▸ EXERCISE AIM: In the records below, some lines hold the word "legend". Copy each of those lines.

(Beginning of INFORMATION PROVIDED)

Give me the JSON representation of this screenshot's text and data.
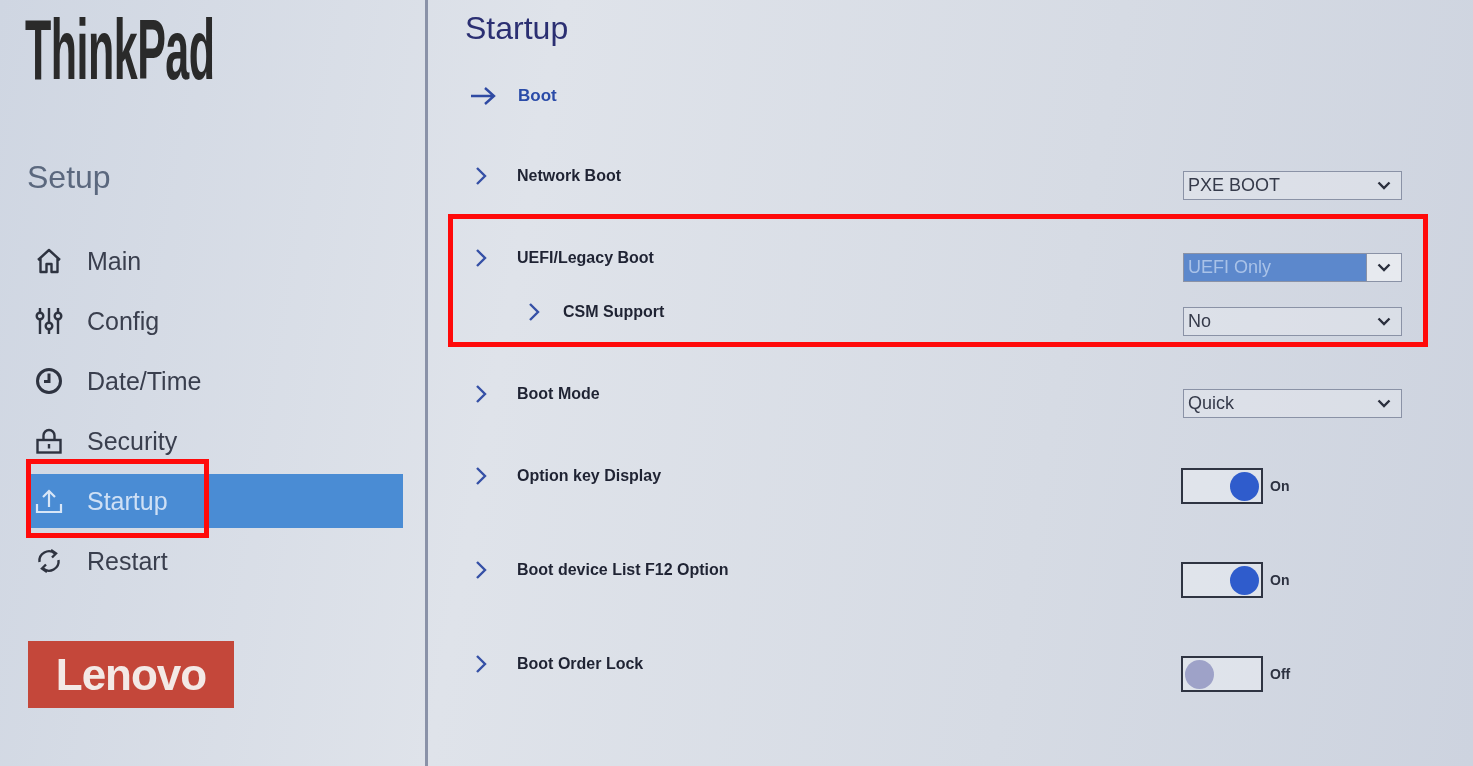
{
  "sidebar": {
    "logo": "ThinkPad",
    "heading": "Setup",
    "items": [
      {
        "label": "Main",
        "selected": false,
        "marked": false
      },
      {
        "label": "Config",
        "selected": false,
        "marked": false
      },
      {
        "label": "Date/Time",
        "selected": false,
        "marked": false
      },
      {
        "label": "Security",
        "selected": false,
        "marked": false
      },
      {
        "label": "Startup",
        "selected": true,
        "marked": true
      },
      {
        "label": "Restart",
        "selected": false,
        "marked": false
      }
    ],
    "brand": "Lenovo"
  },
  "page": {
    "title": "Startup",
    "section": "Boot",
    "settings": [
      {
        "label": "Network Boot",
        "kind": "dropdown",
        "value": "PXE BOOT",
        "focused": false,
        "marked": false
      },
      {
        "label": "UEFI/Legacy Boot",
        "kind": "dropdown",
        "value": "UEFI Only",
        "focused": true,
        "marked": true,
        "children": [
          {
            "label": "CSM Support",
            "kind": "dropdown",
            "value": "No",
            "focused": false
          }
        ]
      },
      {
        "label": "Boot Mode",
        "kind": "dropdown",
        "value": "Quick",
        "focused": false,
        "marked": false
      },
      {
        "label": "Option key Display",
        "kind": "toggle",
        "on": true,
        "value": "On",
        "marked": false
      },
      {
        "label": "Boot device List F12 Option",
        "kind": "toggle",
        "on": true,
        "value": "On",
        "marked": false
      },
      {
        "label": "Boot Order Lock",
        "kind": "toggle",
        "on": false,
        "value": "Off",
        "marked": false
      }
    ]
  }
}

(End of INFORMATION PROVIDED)
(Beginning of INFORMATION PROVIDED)

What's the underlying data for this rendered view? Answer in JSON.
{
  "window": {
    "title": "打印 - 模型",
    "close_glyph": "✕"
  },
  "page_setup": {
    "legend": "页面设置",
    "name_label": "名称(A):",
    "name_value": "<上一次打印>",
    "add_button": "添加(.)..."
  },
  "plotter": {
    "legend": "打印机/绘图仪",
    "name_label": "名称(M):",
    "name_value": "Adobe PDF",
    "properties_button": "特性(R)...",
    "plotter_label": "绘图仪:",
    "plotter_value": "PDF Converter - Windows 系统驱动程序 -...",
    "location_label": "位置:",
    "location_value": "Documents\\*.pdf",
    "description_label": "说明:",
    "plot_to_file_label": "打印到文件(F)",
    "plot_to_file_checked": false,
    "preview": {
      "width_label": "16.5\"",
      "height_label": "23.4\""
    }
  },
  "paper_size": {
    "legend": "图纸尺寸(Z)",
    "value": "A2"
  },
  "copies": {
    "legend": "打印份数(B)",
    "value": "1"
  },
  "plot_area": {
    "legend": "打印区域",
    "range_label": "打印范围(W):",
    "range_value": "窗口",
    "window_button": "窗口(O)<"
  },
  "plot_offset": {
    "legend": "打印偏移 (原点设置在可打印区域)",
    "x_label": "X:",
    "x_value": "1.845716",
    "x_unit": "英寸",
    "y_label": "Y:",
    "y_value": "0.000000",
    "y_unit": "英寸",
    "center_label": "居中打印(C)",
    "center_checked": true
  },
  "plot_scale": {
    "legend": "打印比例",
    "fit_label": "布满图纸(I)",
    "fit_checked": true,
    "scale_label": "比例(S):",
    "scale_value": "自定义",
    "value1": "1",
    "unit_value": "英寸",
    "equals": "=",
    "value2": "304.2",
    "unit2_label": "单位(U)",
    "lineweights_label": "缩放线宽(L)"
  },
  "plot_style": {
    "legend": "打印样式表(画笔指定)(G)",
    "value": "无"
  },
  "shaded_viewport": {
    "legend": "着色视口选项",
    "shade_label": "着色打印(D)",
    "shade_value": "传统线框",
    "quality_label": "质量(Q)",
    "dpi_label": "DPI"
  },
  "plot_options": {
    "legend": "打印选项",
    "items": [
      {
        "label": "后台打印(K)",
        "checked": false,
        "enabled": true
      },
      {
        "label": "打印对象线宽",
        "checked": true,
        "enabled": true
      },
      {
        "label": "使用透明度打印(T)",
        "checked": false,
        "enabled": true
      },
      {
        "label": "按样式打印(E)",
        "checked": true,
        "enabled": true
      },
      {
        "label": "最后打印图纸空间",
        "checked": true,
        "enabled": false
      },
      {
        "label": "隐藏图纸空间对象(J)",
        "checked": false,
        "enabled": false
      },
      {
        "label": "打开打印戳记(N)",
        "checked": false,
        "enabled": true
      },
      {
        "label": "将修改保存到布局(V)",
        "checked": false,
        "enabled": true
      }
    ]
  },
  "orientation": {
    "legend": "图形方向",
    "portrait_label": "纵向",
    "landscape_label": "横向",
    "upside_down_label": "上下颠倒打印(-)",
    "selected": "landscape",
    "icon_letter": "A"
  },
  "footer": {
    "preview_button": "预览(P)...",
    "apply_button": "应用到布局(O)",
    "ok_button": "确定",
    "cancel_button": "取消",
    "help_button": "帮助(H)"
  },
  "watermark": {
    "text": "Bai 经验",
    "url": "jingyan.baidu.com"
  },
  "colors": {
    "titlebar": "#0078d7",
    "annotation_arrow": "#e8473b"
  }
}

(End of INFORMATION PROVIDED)
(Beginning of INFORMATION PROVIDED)

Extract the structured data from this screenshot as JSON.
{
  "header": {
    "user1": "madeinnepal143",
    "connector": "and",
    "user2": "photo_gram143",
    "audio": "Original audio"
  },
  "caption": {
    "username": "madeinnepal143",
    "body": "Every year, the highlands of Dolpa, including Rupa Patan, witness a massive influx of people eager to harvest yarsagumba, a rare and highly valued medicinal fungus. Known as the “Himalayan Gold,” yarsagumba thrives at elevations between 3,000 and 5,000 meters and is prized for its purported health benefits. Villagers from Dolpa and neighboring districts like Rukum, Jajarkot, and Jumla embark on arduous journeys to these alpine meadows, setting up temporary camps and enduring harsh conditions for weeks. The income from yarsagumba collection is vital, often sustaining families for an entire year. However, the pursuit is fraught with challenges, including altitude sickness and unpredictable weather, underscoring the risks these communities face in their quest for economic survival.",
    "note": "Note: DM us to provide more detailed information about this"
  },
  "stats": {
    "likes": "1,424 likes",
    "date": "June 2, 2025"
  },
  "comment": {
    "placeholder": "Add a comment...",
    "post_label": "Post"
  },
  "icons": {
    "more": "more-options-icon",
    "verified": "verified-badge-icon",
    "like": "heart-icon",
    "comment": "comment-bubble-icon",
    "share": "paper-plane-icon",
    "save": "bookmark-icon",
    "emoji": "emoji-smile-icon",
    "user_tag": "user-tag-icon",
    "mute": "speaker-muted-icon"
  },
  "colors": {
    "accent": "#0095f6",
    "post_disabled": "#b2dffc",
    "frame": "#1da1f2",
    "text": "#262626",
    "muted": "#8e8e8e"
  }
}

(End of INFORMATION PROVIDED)

▸ RESULT BELOW:
    "legend": "页面设置",
    "legend": "打印机/绘图仪",
    "legend": "图纸尺寸(Z)",
    "legend": "打印份数(B)",
    "legend": "打印区域",
    "legend": "打印偏移 (原点设置在可打印区域)",
    "legend": "打印比例",
    "legend": "打印样式表(画笔指定)(G)",
    "legend": "着色视口选项",
    "legend": "打印选项",
    "legend": "图形方向",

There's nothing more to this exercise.